Spice and sugar: single-named Somebodies Diva and Scottie.

Premiering: Tuesday, Sept. 9th at 9 p.m. (central) on BET
Starring:, Hadjii, Kaira, Quante Strickland, Corey Redding, Anthony Hyatt, Pat Brown, Carlos Davis, Nard Holston, Tyler Craig, Eric Register
Created, written and directed by: Hadjii

It took a while. But after nearly 28 years of existence, BET has its first scripted weekly series.

Somebodies, a continuation of the same-named 2006 independent feature, isn't quite worth that long a wait. It's pretty good, though, and deserves a look by black and white audiences alike.

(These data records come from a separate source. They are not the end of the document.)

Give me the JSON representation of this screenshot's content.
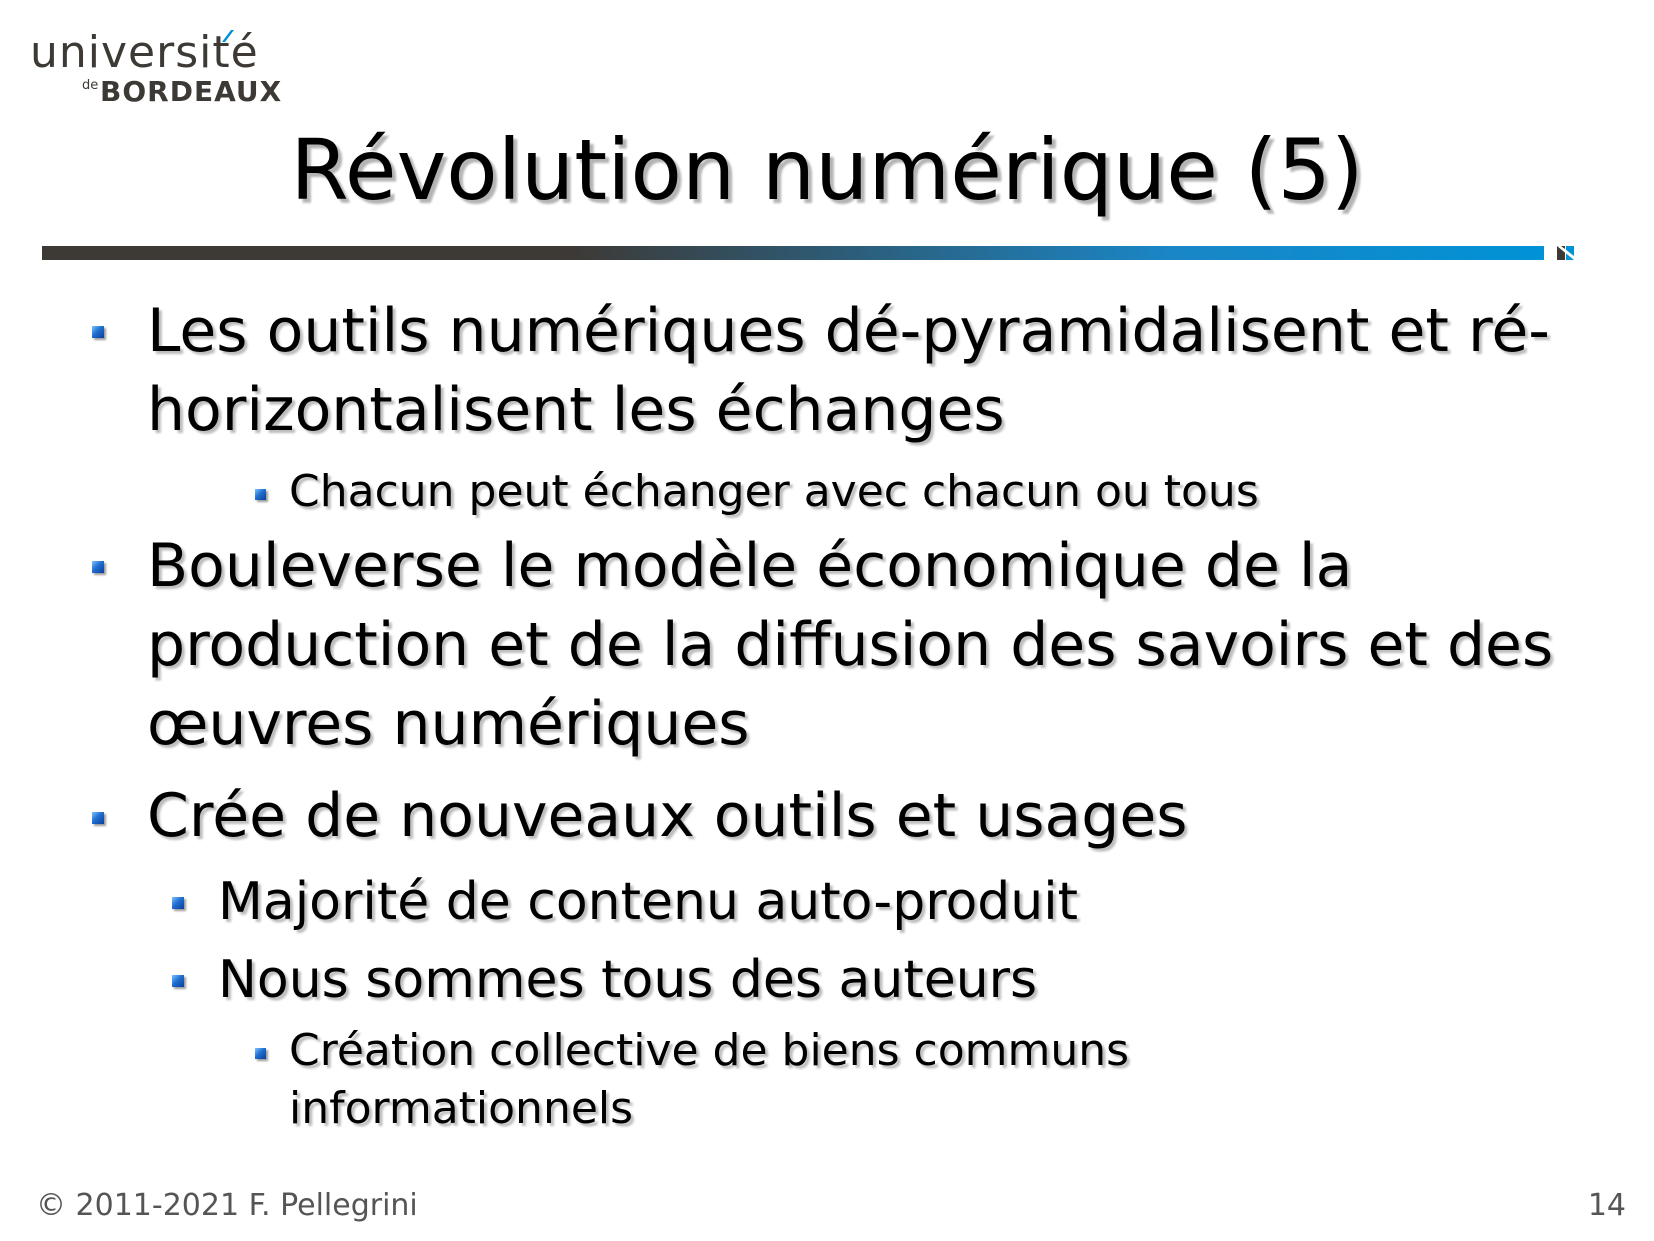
{
  "logo": {
    "line1": "université",
    "de": "de",
    "line2": "BORDEAUX"
  },
  "slide": {
    "title": "Révolution numérique (5)",
    "bullets": [
      {
        "level": 1,
        "text": "Les outils numériques dé-pyramidalisent et ré-horizontalisent les échanges"
      },
      {
        "level": 3,
        "text": "Chacun peut échanger avec chacun ou tous"
      },
      {
        "level": 1,
        "text": "Bouleverse le modèle économique de la production et de la diffusion des savoirs et des œuvres numériques"
      },
      {
        "level": 1,
        "text": "Crée de nouveaux outils et usages"
      },
      {
        "level": 2,
        "text": "Majorité de contenu auto-produit"
      },
      {
        "level": 2,
        "text": "Nous sommes tous des auteurs"
      },
      {
        "level": 3,
        "text": "Création collective de biens communs informationnels"
      }
    ]
  },
  "footer": {
    "copyright": "© 2011-2021 F. Pellegrini",
    "page_number": "14"
  },
  "colors": {
    "brand_dark": "#3d3935",
    "brand_blue": "#0092d6"
  }
}
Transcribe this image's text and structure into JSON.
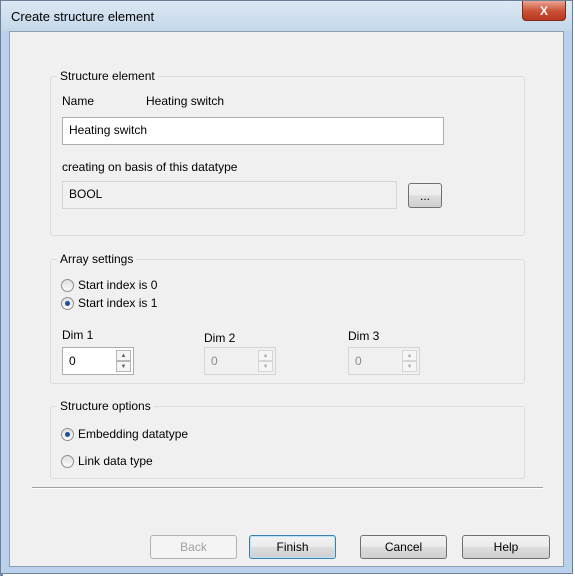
{
  "window": {
    "title": "Create structure element",
    "close_glyph": "X"
  },
  "structure_element": {
    "legend": "Structure element",
    "name_label": "Name",
    "name_value": "Heating switch",
    "name_input": "Heating switch",
    "datatype_label": "creating on basis of this datatype",
    "datatype_value": "BOOL",
    "browse_label": "..."
  },
  "array_settings": {
    "legend": "Array settings",
    "start0_label": "Start index is 0",
    "start0_selected": false,
    "start1_label": "Start index is 1",
    "start1_selected": true,
    "dims": [
      {
        "label": "Dim 1",
        "value": "0",
        "enabled": true
      },
      {
        "label": "Dim 2",
        "value": "0",
        "enabled": false
      },
      {
        "label": "Dim 3",
        "value": "0",
        "enabled": false
      }
    ]
  },
  "structure_options": {
    "legend": "Structure options",
    "embedding_label": "Embedding datatype",
    "embedding_selected": true,
    "link_label": "Link data type",
    "link_selected": false
  },
  "buttons": {
    "back": "Back",
    "finish": "Finish",
    "cancel": "Cancel",
    "help": "Help"
  },
  "icons": {
    "spin_up": "▲",
    "spin_down": "▼"
  }
}
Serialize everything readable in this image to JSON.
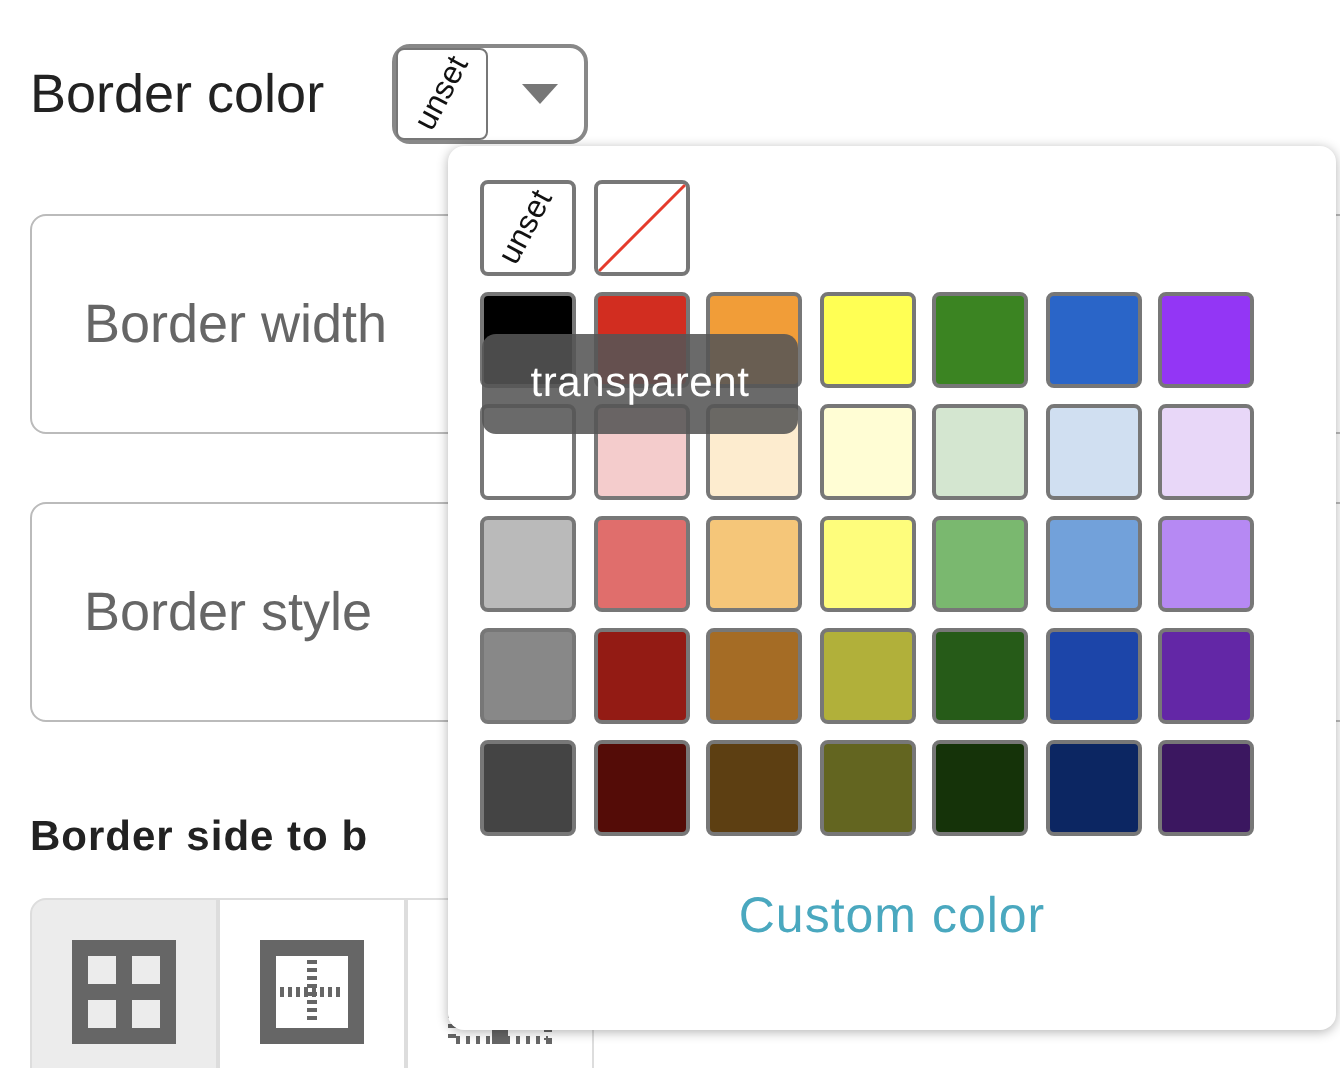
{
  "border_color": {
    "label": "Border color",
    "current": {
      "kind": "unset",
      "label": "unset"
    }
  },
  "fields": [
    {
      "placeholder": "Border width"
    },
    {
      "placeholder": "Border style"
    }
  ],
  "side_heading": "Border side to b",
  "side_buttons": [
    {
      "kind": "all",
      "selected": true
    },
    {
      "kind": "outer",
      "selected": false
    },
    {
      "kind": "inner",
      "selected": false
    }
  ],
  "palette": {
    "special": [
      {
        "kind": "unset",
        "label": "unset"
      },
      {
        "kind": "transparent"
      }
    ],
    "rows": [
      {
        "swatches": [
          {
            "color": "#000000"
          },
          {
            "color": "#d22d20"
          },
          {
            "color": "#f19d38"
          },
          {
            "color": "#ffff54"
          },
          {
            "color": "#3b8422"
          },
          {
            "color": "#2a65c8"
          },
          {
            "color": "#9336f5"
          }
        ]
      },
      {
        "swatches": [
          {
            "color": "#ffffff"
          },
          {
            "color": "#f4cccc"
          },
          {
            "color": "#fdeccf"
          },
          {
            "color": "#fffdd4"
          },
          {
            "color": "#d4e6d0"
          },
          {
            "color": "#d0dff1"
          },
          {
            "color": "#e8d7f8"
          }
        ]
      },
      {
        "swatches": [
          {
            "color": "#bababa"
          },
          {
            "color": "#e06e6c"
          },
          {
            "color": "#f5c679"
          },
          {
            "color": "#fefd7c"
          },
          {
            "color": "#7ab86f"
          },
          {
            "color": "#72a1da"
          },
          {
            "color": "#b689f3"
          }
        ]
      },
      {
        "swatches": [
          {
            "color": "#888888"
          },
          {
            "color": "#931b14"
          },
          {
            "color": "#a56c25"
          },
          {
            "color": "#b1b03a"
          },
          {
            "color": "#265b18"
          },
          {
            "color": "#1c45a9"
          },
          {
            "color": "#6327a6"
          }
        ]
      },
      {
        "swatches": [
          {
            "color": "#444444"
          },
          {
            "color": "#540c07"
          },
          {
            "color": "#5d3f12"
          },
          {
            "color": "#636520"
          },
          {
            "color": "#153309"
          },
          {
            "color": "#0c2662"
          },
          {
            "color": "#3b1760"
          }
        ]
      }
    ],
    "tooltip": "transparent",
    "custom_link": "Custom color"
  }
}
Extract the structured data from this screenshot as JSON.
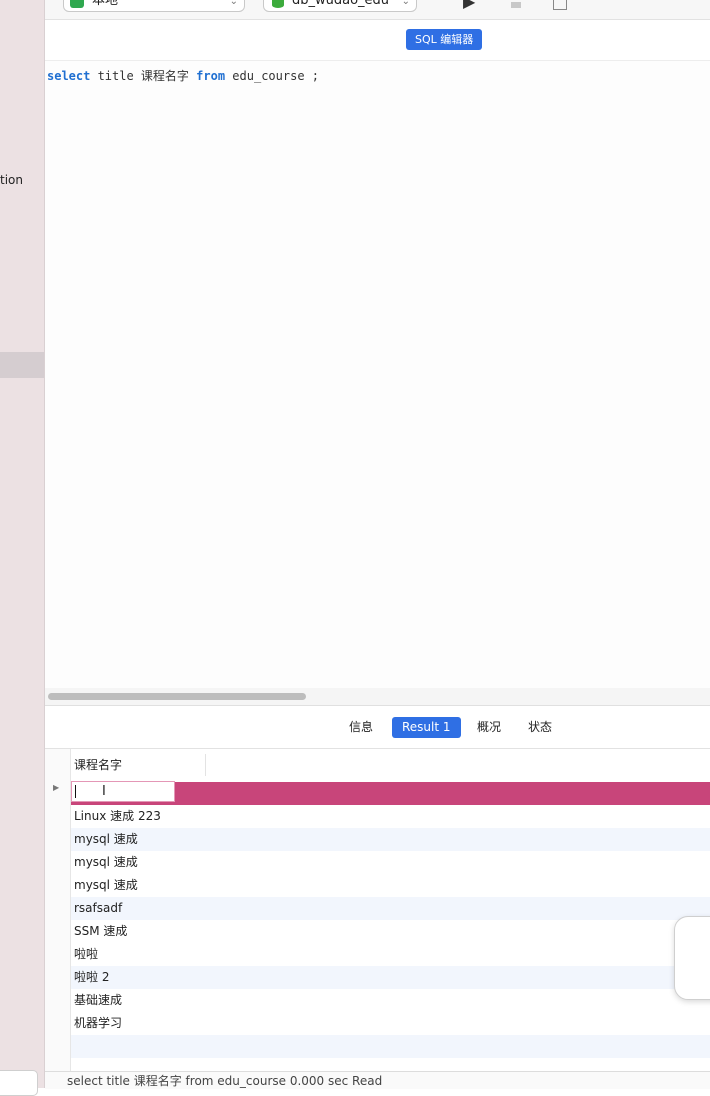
{
  "sidebar": {
    "partial_text": "tion"
  },
  "toolbar": {
    "connection": "本地",
    "database": "db_wudao_edu",
    "icons": [
      "connection-icon",
      "database-icon",
      "run-icon",
      "stop-icon",
      "explain-icon"
    ]
  },
  "editor": {
    "badge": "SQL 编辑器",
    "code": {
      "kw_select": "select",
      "part1": " title 课程名字 ",
      "kw_from": "from",
      "part2": " edu_course ;"
    }
  },
  "tabs": {
    "info": "信息",
    "result": "Result 1",
    "overview": "概况",
    "status": "状态"
  },
  "grid": {
    "column": "课程名字",
    "rows": [
      "",
      "Linux 速成 223",
      "mysql 速成",
      "mysql 速成",
      "mysql 速成",
      "rsafsadf",
      "SSM 速成",
      "啦啦",
      "啦啦 2",
      "基础速成",
      "机器学习",
      ""
    ]
  },
  "statusbar": {
    "text": "select title 课程名字 from edu_course  0.000 sec  Read"
  },
  "colors": {
    "accent": "#2f6fe4",
    "selected_row": "#c8457a",
    "keyword": "#1f6fd1"
  }
}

The single-named Hadjii pretty much does everything here, probably even the off-camera catering. He stars, writes, directs and is the series' co-executive producer.

In his on-camera role, he's Scottie, a passive, soft-spoken African-American Charlie Brown who pretty much absorbs life's punches while more or less advancing through college. Somebodies is shot entirely in Athens, GA, home of both the University of Georgia and R.E.M. -- not necessarily in that order.

There's no laugh track here, but there are some laugh-out-loud moments in the first two episodes.

"I'm gonna shock the world this year. I'm gonna get my act together," Scottie vows to his pals in Tuesday's premiere.

But one of them says he's got sperm that will graduate ahead of him. No one necessarily disagrees, even Scottie.

His ex-girlfriend Diva (Kaira) serves as Scottie's only bosom buddy. She fancies herself a stellar interior decorator, transforming Scottie's latest crib into something less than a manly abode in a subsequent episode.

Scottie thinks he's got it made after spotting a pair of lush next door neighbors who alluringly wash their car in halter tops and invite him to watch TV with them -- as long as he doesn't mind porn.

They quickly move on and out, though, leaving Scottie to deal with a loud, intrusive freeloader named Trigger. Can a brother borrow your cell phone just this once? Of course it never stops.

Somebodies also is populated by opinionated Uncle Skeeter (Carlos Davis), who runs Skeet's Eats with his salty wife, Agnes (Pat Brown).

They'd like Scottie to shape up. His core group of young male running mates -- Six, Jelly, Tory and Marlo (Quante Strickland, Corey Redding, Anthony Hyatt, Nard Holston) -- would just as soon rag on him, although Scottie can be pretty good at ragging back.

Funnier, savvier and quieter than TBS' bellowing House of Payne, here's a series that nonetheless slices these lives thick and juicy. Episodes tend to end rather abruptly, as if Hadjii or BET didn't pay the electric bill. But it's at least a good thing that you don't really want them to end. They've been too much fun -- or at least far more so than expected given the obviously low, Youtube-ian budgets with which Hadjii is working.

A footnote: One of Somebodies' co-executive producers, Jordan Levin, is the former CEO of The WB, from which he resigned in 2004. I always liked him as a programming executive, and it's nice to see his name on something again.

Maybe it's not a step up for him. But this is bright comedy copper -- if not quite gold --- on a network that's done damned near nothing to distinguish itself creatively since launching in January 1980. See for yourself. I think you might want to come back.

Grade: B